• _WHAT THE TASK ASKS_:
Copy each entry below verbatim. Skip the pictures.

[Data records for software interfaces]
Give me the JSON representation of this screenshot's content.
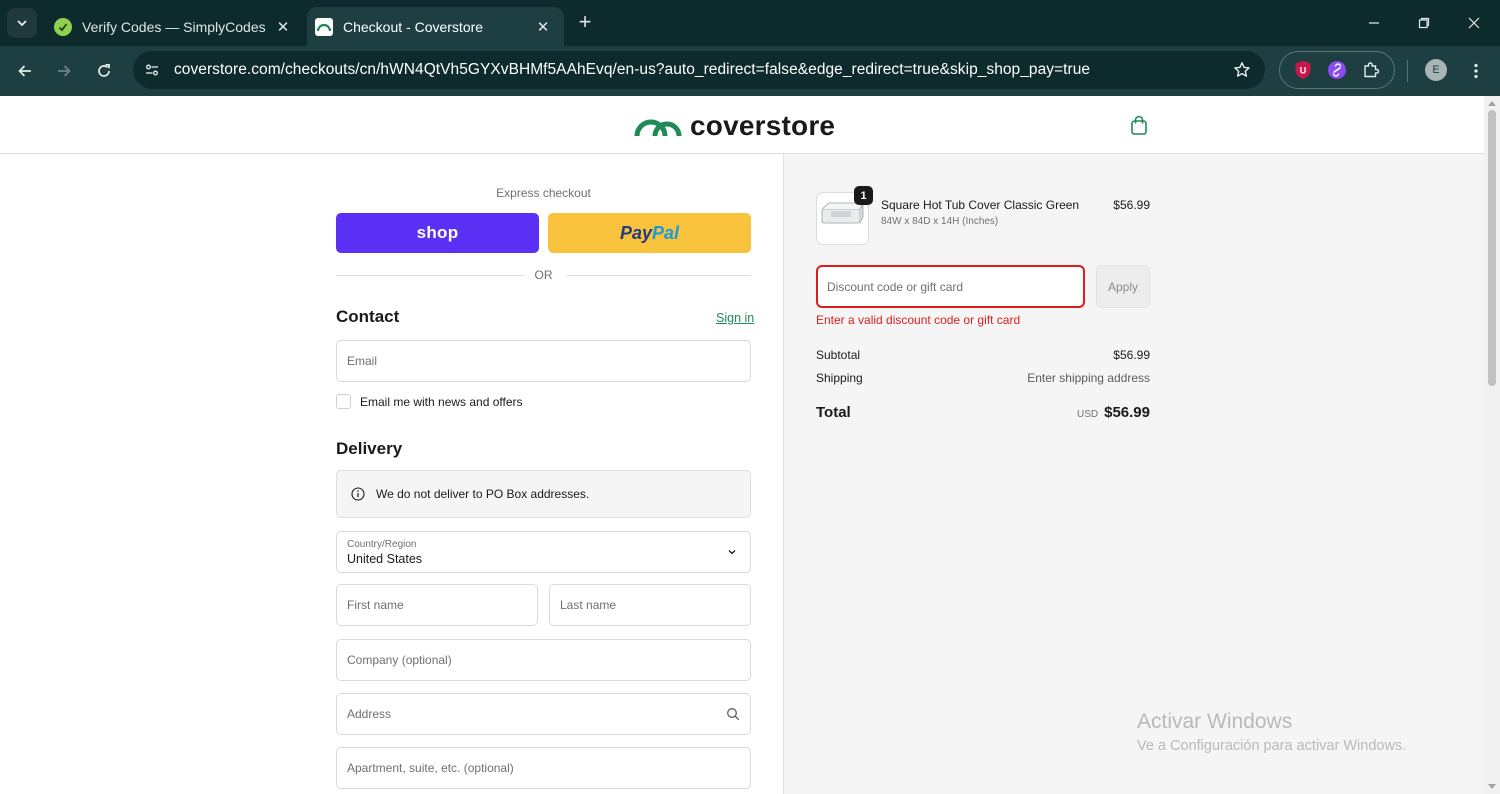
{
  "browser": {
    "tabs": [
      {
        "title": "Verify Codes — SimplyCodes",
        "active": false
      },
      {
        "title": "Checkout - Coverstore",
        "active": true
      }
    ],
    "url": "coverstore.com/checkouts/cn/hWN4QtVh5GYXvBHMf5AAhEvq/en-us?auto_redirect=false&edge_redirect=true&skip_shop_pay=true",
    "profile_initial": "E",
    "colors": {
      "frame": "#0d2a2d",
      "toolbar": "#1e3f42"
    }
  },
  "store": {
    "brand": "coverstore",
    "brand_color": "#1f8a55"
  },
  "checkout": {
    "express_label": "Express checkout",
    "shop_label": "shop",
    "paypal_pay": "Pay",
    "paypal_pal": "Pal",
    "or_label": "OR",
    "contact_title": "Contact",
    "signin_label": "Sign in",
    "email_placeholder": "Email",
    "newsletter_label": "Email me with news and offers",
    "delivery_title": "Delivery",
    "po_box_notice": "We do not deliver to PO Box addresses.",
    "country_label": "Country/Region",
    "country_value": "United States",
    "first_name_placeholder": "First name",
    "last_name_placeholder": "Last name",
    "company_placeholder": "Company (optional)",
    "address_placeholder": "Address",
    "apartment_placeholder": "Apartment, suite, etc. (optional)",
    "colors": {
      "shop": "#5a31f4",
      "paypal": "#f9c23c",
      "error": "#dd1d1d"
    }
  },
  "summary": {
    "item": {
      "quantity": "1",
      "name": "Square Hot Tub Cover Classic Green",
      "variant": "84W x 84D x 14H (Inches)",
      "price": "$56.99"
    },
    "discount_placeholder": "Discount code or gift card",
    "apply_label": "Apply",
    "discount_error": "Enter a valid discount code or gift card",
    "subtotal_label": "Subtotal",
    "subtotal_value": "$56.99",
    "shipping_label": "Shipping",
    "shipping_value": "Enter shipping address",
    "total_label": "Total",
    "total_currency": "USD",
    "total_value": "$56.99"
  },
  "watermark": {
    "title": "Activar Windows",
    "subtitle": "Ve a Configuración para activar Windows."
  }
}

• _SOLVED PROBLEM_:
Give me the JSON representation of this screenshot's content.
{
  "browser": {
    "tabs": [
      {
        "title": "Verify Codes — SimplyCodes",
        "active": false
      },
      {
        "title": "Checkout - Coverstore",
        "active": true
      }
    ],
    "url": "coverstore.com/checkouts/cn/hWN4QtVh5GYXvBHMf5AAhEvq/en-us?auto_redirect=false&edge_redirect=true&skip_shop_pay=true",
    "profile_initial": "E",
    "colors": {
      "frame": "#0d2a2d",
      "toolbar": "#1e3f42"
    }
  },
  "store": {
    "brand": "coverstore",
    "brand_color": "#1f8a55"
  },
  "checkout": {
    "express_label": "Express checkout",
    "shop_label": "shop",
    "paypal_pay": "Pay",
    "paypal_pal": "Pal",
    "or_label": "OR",
    "contact_title": "Contact",
    "signin_label": "Sign in",
    "email_placeholder": "Email",
    "newsletter_label": "Email me with news and offers",
    "delivery_title": "Delivery",
    "po_box_notice": "We do not deliver to PO Box addresses.",
    "country_label": "Country/Region",
    "country_value": "United States",
    "first_name_placeholder": "First name",
    "last_name_placeholder": "Last name",
    "company_placeholder": "Company (optional)",
    "address_placeholder": "Address",
    "apartment_placeholder": "Apartment, suite, etc. (optional)",
    "colors": {
      "shop": "#5a31f4",
      "paypal": "#f9c23c",
      "error": "#dd1d1d"
    }
  },
  "summary": {
    "item": {
      "quantity": "1",
      "name": "Square Hot Tub Cover Classic Green",
      "variant": "84W x 84D x 14H (Inches)",
      "price": "$56.99"
    },
    "discount_placeholder": "Discount code or gift card",
    "apply_label": "Apply",
    "discount_error": "Enter a valid discount code or gift card",
    "subtotal_label": "Subtotal",
    "subtotal_value": "$56.99",
    "shipping_label": "Shipping",
    "shipping_value": "Enter shipping address",
    "total_label": "Total",
    "total_currency": "USD",
    "total_value": "$56.99"
  },
  "watermark": {
    "title": "Activar Windows",
    "subtitle": "Ve a Configuración para activar Windows."
  }
}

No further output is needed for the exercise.